Interface dataset entries:
▼▼▼

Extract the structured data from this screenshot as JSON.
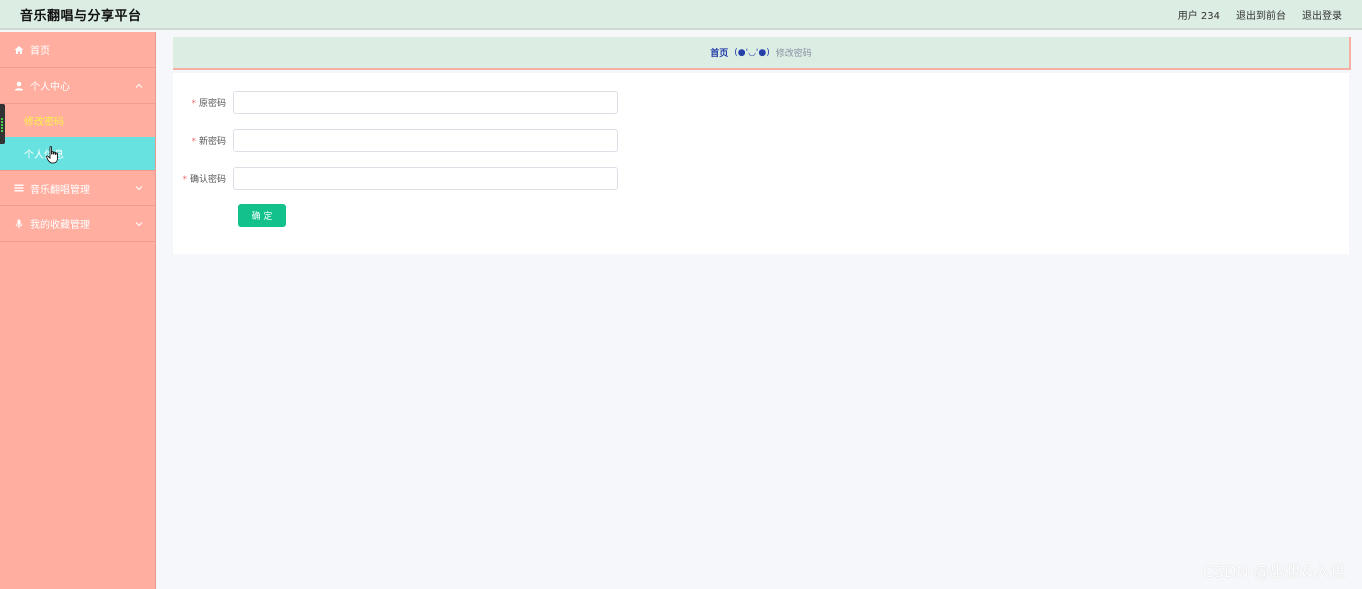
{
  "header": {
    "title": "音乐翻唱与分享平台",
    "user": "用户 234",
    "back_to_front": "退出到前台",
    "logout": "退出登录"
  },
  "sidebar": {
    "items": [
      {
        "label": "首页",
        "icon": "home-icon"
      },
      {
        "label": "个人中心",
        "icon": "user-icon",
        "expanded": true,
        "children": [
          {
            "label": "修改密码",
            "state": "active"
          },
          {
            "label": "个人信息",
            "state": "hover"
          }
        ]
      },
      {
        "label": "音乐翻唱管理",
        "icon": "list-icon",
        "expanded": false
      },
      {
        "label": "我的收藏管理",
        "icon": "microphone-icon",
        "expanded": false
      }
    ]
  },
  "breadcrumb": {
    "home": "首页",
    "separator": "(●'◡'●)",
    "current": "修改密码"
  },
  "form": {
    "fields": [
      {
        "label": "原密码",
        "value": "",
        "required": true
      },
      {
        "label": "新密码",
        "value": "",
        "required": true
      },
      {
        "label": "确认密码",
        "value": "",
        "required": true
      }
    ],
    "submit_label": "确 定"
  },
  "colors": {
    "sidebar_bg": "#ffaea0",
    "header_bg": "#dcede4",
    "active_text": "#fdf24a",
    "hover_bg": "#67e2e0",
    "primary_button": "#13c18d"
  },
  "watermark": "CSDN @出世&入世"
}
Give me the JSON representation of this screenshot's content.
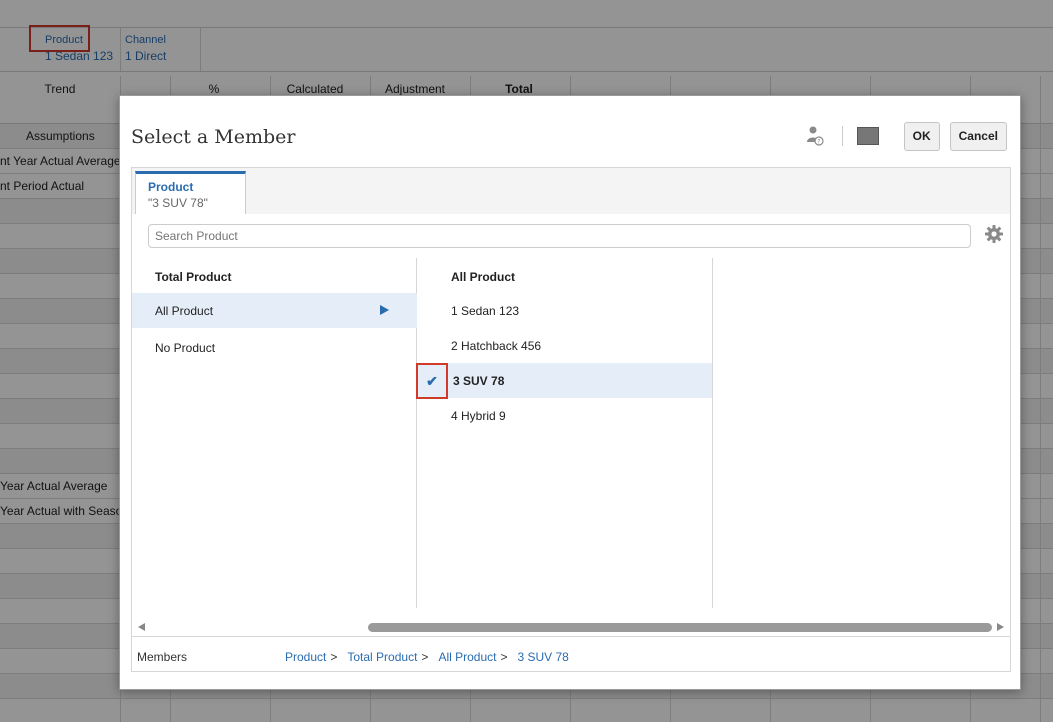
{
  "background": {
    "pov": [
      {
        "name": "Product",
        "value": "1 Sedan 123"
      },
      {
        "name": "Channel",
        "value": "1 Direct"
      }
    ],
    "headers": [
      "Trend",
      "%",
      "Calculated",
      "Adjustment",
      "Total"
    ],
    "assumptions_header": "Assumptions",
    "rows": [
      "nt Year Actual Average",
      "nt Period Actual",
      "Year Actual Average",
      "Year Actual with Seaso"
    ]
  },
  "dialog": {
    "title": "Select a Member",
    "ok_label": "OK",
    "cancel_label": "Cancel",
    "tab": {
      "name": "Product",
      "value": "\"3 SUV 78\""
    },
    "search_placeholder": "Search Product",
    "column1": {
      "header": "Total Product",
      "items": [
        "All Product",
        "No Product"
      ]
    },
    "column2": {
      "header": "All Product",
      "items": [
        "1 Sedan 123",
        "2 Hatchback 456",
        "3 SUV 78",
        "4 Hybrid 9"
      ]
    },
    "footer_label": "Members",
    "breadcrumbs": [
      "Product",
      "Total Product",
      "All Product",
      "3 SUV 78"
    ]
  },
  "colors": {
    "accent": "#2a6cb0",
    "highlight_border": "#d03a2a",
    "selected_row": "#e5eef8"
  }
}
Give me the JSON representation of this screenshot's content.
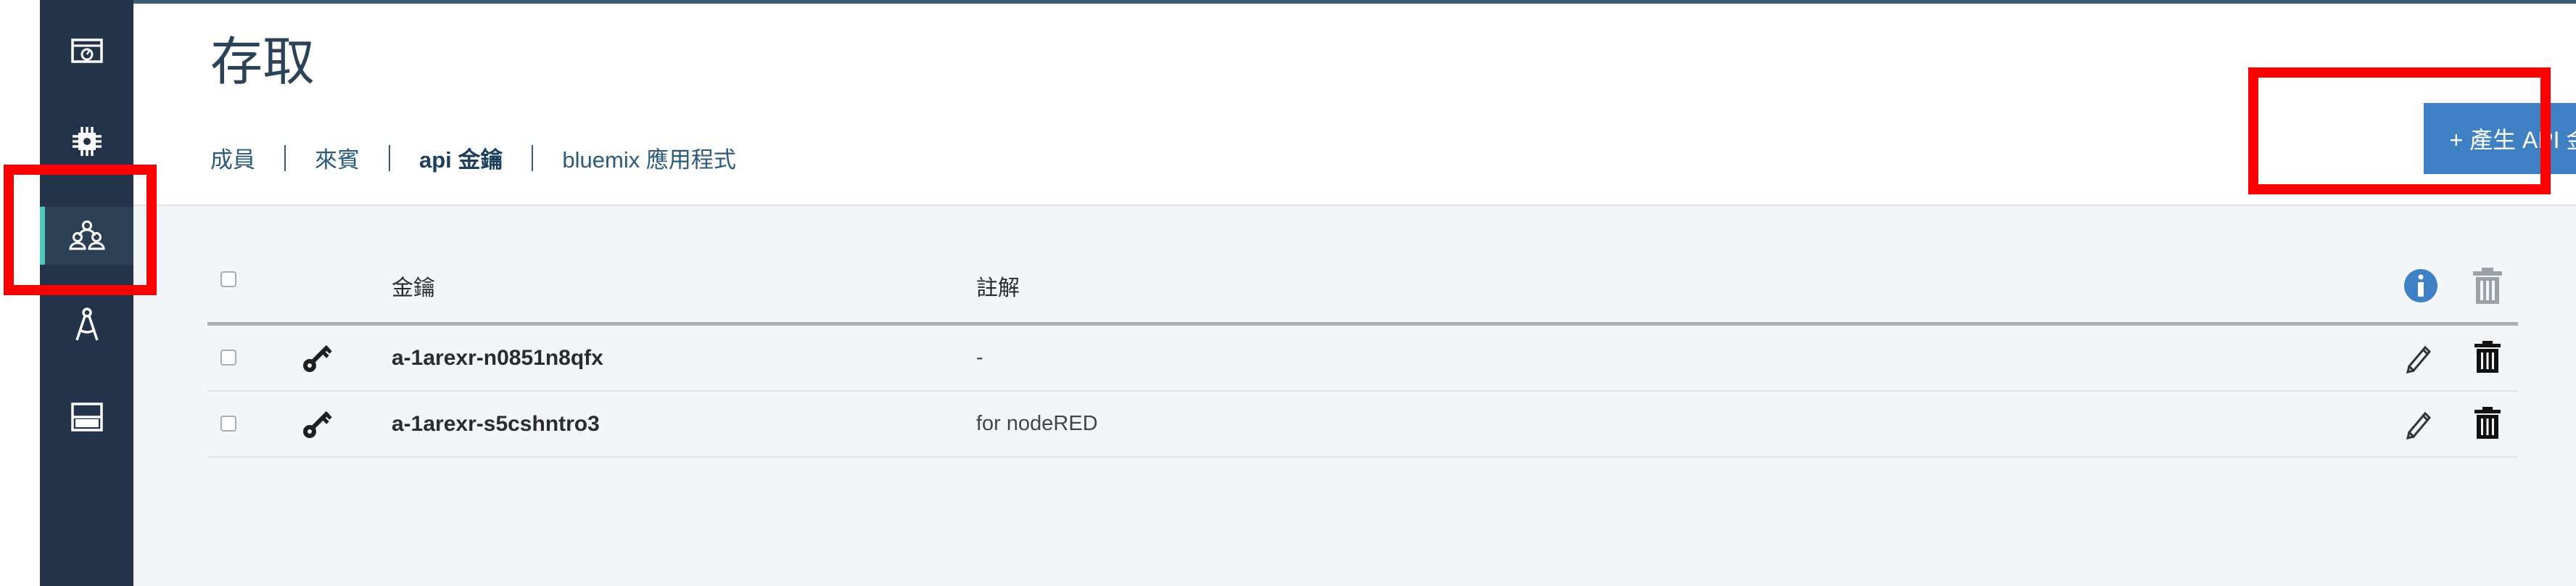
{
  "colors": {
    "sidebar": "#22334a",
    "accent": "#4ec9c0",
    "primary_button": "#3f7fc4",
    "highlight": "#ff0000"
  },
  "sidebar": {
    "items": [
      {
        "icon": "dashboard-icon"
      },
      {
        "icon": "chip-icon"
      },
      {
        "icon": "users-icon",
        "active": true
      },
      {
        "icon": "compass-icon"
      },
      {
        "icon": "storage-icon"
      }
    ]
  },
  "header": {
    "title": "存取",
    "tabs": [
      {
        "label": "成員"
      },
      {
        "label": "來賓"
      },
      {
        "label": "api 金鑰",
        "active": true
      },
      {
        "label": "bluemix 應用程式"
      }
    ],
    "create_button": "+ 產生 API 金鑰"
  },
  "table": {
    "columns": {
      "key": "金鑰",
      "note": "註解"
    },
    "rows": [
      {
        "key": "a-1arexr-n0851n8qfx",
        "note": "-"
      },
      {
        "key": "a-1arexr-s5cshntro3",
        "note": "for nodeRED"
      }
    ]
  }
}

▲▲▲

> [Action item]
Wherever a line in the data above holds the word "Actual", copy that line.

> [Your solution]
      "nt Year Actual Average",
      "nt Period Actual",
      "Year Actual Average",
      "Year Actual with Seaso"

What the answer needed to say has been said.